Amanda Kistindey’s bio on the Green Party website had described her as “Acadian-Métis,” but she deleted that after inquiries about her heritage. In an e-mail, Ms. Kistindey, running in Toronto’s Don Valley West, said: “As I did not grow up on a reservation and have not maintained any rapport with my own familial band, I lay no claim to being a member of (or even embraced by) that community. While I am a Métis by virtue of my heritage, I do not speak for or on behalf of any Indigenous group.”

Kathy Laframboise, a Conservative candidate for Ahuntsic–Cartierville in Quebec, who is a member of the Native Alliance of Quebec, and was identified by her party as Métis, ended a phone interview with The Globe and Mail when asked about her claims of Métis identity.

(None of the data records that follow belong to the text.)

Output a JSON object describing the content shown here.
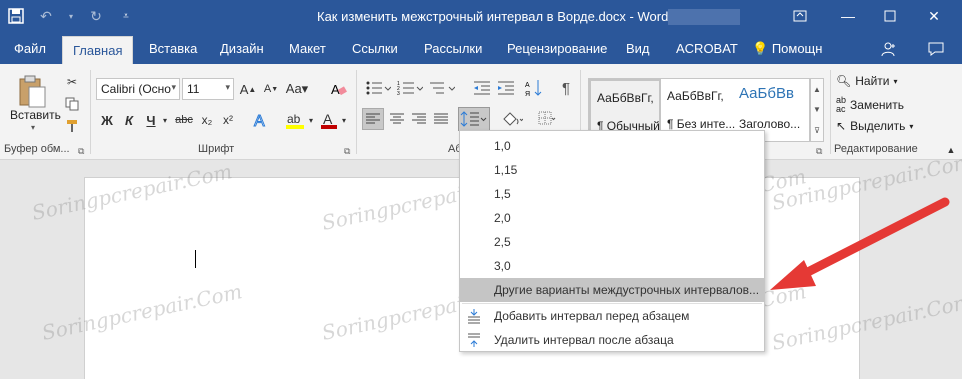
{
  "window": {
    "title": "Как изменить межстрочный интервал в Ворде.docx - Word"
  },
  "tabs": [
    {
      "label": "Файл"
    },
    {
      "label": "Главная"
    },
    {
      "label": "Вставка"
    },
    {
      "label": "Дизайн"
    },
    {
      "label": "Макет"
    },
    {
      "label": "Ссылки"
    },
    {
      "label": "Рассылки"
    },
    {
      "label": "Рецензирование"
    },
    {
      "label": "Вид"
    },
    {
      "label": "ACROBAT"
    },
    {
      "label": "Помощн"
    }
  ],
  "ribbon": {
    "clipboard": {
      "paste_label": "Вставить",
      "group_label": "Буфер обм..."
    },
    "font": {
      "family": "Calibri (Осно",
      "size": "11",
      "group_label": "Шрифт",
      "bold": "Ж",
      "italic": "К",
      "underline": "Ч",
      "strike": "abc",
      "sub": "x₂",
      "sup": "x²"
    },
    "paragraph": {
      "group_label": "Аб"
    },
    "styles": {
      "items": [
        {
          "sample": "АаБбВвГг,",
          "name": "¶ Обычный"
        },
        {
          "sample": "АаБбВвГг,",
          "name": "¶ Без инте..."
        },
        {
          "sample": "АаБбВв",
          "name": "Заголово..."
        }
      ]
    },
    "editing": {
      "find": "Найти",
      "replace": "Заменить",
      "select": "Выделить",
      "group_label": "Редактирование"
    }
  },
  "line_spacing_menu": {
    "options": [
      "1,0",
      "1,15",
      "1,5",
      "2,0",
      "2,5",
      "3,0"
    ],
    "more": "Другие варианты междустрочных интервалов...",
    "add_before": "Добавить интервал перед абзацем",
    "remove_after": "Удалить интервал после абзаца"
  },
  "watermark": "Soringpcrepair.Com",
  "colors": {
    "brand": "#2b579a",
    "highlight": "#ffff00",
    "font_color": "#c00000",
    "arrow": "#e53935"
  }
}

Later, in an e-mail, she said, “The thing is, my mom is Métis but not my father. So I don’t know if I can say that I’m a Métis.”

To Cam Holmstrom, whose Métis roots go back to the Red River Settlement, even if these individuals aren’t elected, being nominated by their parties validated their identity claims.

“It does give them legitimacy, because now they’re attached to [these parties] and they have said, ‘We approve of this person, they’re okay by us,’” he said. “I don’t know how it is you can say that you support the rights of Mi’kmaq on the East Coast and at the same time have people running for you who are openly trying to undermine that very same legitimacy.”

The Green Party did not respond to a query about the vetting process for candidates who claim Indigeneity. A spokesperson for the Conservatives said they “take candidates at their word on these sorts of things.”

Dot Anderson, who is from the Gift Lake Métis Settlement in Northern Alberta, said that, during nominations, candidates who say they are Métis should be pressed for documentation proving they are part of a legitimate organization. If they can’t provide it, “the parties should say, ‘You can’t go out there and say that.' That’s anti-reconciliation, right?”

Ms. LaQuerre disagrees that Métis status should be so exclusive. She points out that Mi’kmaq women — like the one her aunt traced in her genealogical research — lost their Indian status after they married white men.

“They were outcasts and lost their status, and couldn’t honour and practice and assume their identity," she said. "So if we’re starting to negate this, what else?”

With a report from Les Perreaux